The case in which the European court had first ruled that a blanket ban on prisoners voting breached the human rights convention was Hirst, decided by the court’s 17-judge grand chamber in 2005. It was five years later, in a case called Frodl, that a seven-judge chamber of the court went further and decided, in effect, that all prisoners should be allowed to vote unless the sentencing judge ordered disenfranchisement for a voting-related offence.
That went too far, the grand chamber indicated last week: there was no need for a judicial decision in individual cases. The court effectively allowed an appeal by the Italian government against a chamber ruling in favour of a murderer called Scoppola, ruling that Italy’s ban on prisoners voting did not breach the human rights convention because Italian law generally limited disenfranchisement to prisoners sentenced to three years or more. Although Italian prisoners sentenced to five years or more lost the vote for life, they could ask for it back three years after release. So there was no blanket ban in Italy: the ill-defined ‘margin of appreciation’ given to individual states had not been overstepped.
The UK is both more generous and less generous to prisoners than Italy: former inmates on the electoral roll can vote in the UK as soon as they are released but the ban on voting applies to all convicted prisoners, however short their sentences.
In an earlier case called Greens and MT, the Strasbourg court had set a six-month time limit for the UK to ‘bring forth legislative proposals’ that would make the law on voting by prisoners compliant with the human rights convention. That deadline was suspended until last week but now begins to run. So the government must, at the very least, publish a bill by November.
Crucially for the government, though, the bill really does not have to go very far to ensure there is no longer a blanket ban. Minor, largely cosmetic changes are all that is needed and it would be years before the court could decide whether they complied with the first protocol to the human rights convention, which guarantees free elections. So here is my plan. We know that remand prisoners - those awaiting trial - are allowed to vote, presumably by post or proxy. Why not extend this privilege for the first three months of a prisoner’s sentence? That would, in effect, reserve disenfranchisement for those sentenced to six months or more. It should pose no greater administrative problems than allowing remand prisoners to vote and it would probably be enough to satisfy the court.
Since it would be such a minor adjustment, it could hardly be opposed by MPs such as Jack Straw and David Davis. But it would undermine the argument they expressed last week - that it is acceptable to defy rulings of the Strasbourg court so long as they do not relate to what the two MPs regard as ‘serious’ breaches of human rights. And despite their claim that any reform would be thrown out by parliament, the coalition could easily command a majority by putting forward a government bill.
Personally, I am not too concerned about whether prisoners can vote or not.
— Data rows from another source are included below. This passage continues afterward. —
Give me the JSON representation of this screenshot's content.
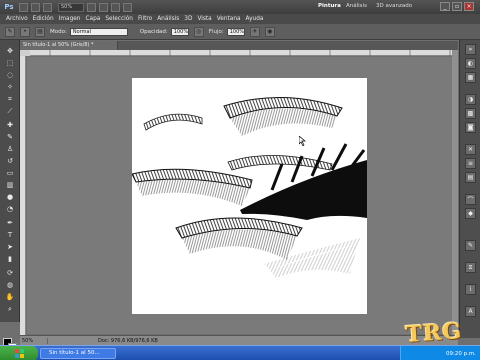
{
  "app": {
    "logo": "Ps",
    "zoom": "50%",
    "workspaces": [
      "Pintura",
      "Análisis",
      "3D avanzado"
    ],
    "win_controls": [
      "_",
      "▫",
      "×"
    ]
  },
  "menu": [
    "Archivo",
    "Edición",
    "Imagen",
    "Capa",
    "Selección",
    "Filtro",
    "Análisis",
    "3D",
    "Vista",
    "Ventana",
    "Ayuda"
  ],
  "options": {
    "mode_label": "Modo:",
    "mode_value": "Normal",
    "opacity_label": "Opacidad:",
    "opacity_value": "100%",
    "flow_label": "Flujo:",
    "flow_value": "100%"
  },
  "document": {
    "tab_label": "Sin título-1 al 50% (Gris/8) *"
  },
  "status": {
    "zoom": "50%",
    "doc": "Doc: 976,6 KB/976,6 KB"
  },
  "taskbar": {
    "start": "",
    "item": "Sin título-1 al 50...",
    "clock": "09:20 p.m."
  },
  "watermark": "TRG",
  "colors": {
    "foreground": "#000000",
    "background": "#ffffff",
    "accent": "#f4c85a"
  },
  "icons": {
    "tools": [
      "move-icon",
      "marquee-icon",
      "lasso-icon",
      "quick-select-icon",
      "crop-icon",
      "eyedropper-icon",
      "healing-icon",
      "brush-icon",
      "stamp-icon",
      "history-brush-icon",
      "eraser-icon",
      "gradient-icon",
      "blur-icon",
      "dodge-icon",
      "pen-icon",
      "type-icon",
      "path-select-icon",
      "shape-icon",
      "3d-rotate-icon",
      "3d-orbit-icon",
      "hand-icon",
      "zoom-icon"
    ],
    "dock": [
      "arrange-icon",
      "color-icon",
      "swatches-icon",
      "adjustments-icon",
      "styles-icon",
      "masks-icon",
      "tools-icon",
      "layers-icon",
      "channels-icon",
      "paths-icon",
      "3d-icon",
      "brushes-icon"
    ]
  }
}
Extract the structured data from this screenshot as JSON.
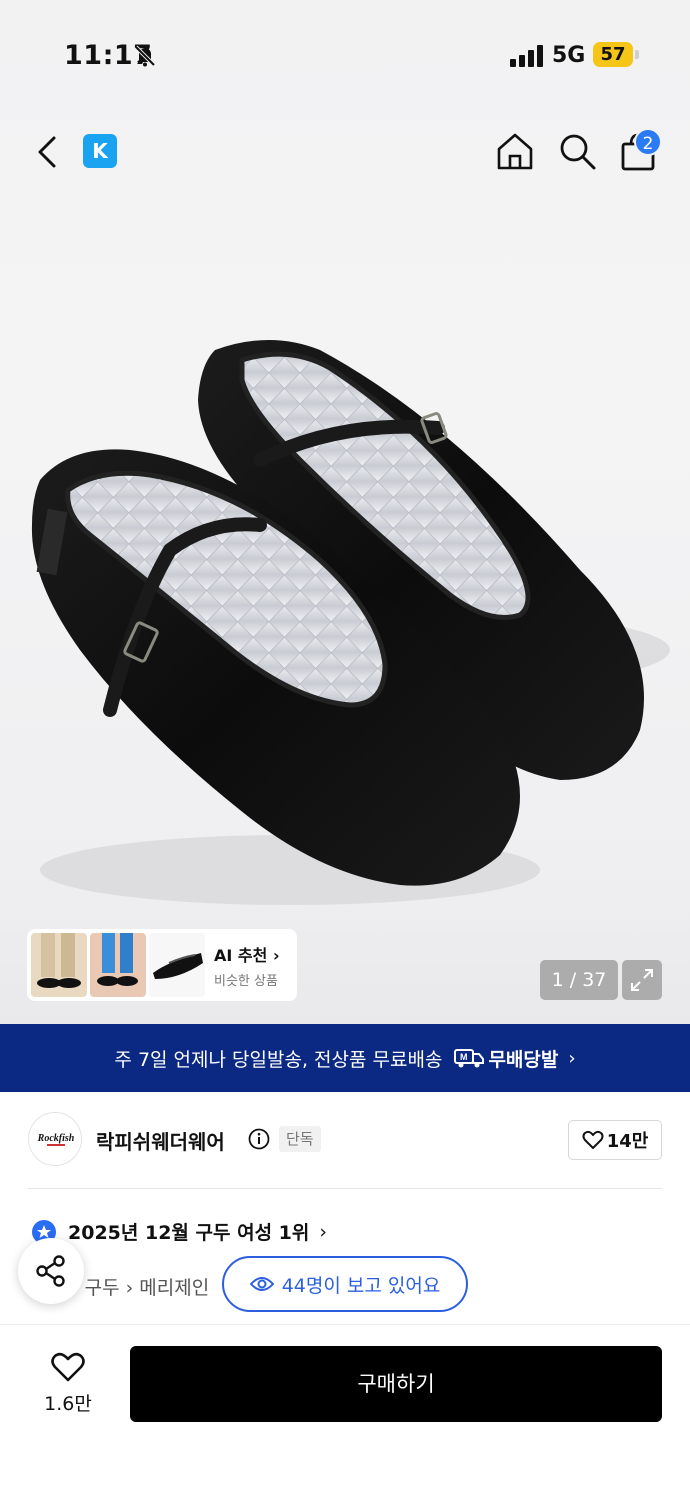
{
  "status_bar": {
    "time": "11:17",
    "network": "5G",
    "battery": "57"
  },
  "nav": {
    "logo": "K",
    "cart_count": "2"
  },
  "ai_recommend": {
    "title": "AI 추천",
    "subtitle": "비슷한 상품"
  },
  "gallery": {
    "counter": "1 / 37"
  },
  "promo": {
    "text": "주 7일 언제나 당일발송, 전상품 무료배송",
    "brand": "무배당발"
  },
  "seller": {
    "name": "락피쉬웨더웨어",
    "tag": "단독",
    "likes": "14만",
    "avatar_text": "Rockfish"
  },
  "ranking": {
    "text": "2025년 12월 구두 여성 1위"
  },
  "breadcrumb": {
    "text": "신발 › 구두 › 메리제인"
  },
  "viewers": {
    "text": "44명이 보고 있어요"
  },
  "bottom": {
    "wish_count": "1.6만",
    "buy_label": "구매하기"
  },
  "colors": {
    "accent_blue": "#2b5fe0",
    "promo_bg": "#0b2883",
    "battery": "#f5c518"
  }
}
I suspect that not many would bother: it is hard enough to persuade non-prisoners that there is any point in voting these days.
But what I care passionately about is the message from those who should know better that it is somehow acceptable for the UK to ignore its international obligations and defy the rulings of a court whose decisions we have promised to respect. Nobody should vote for a government that flouts the rule of law.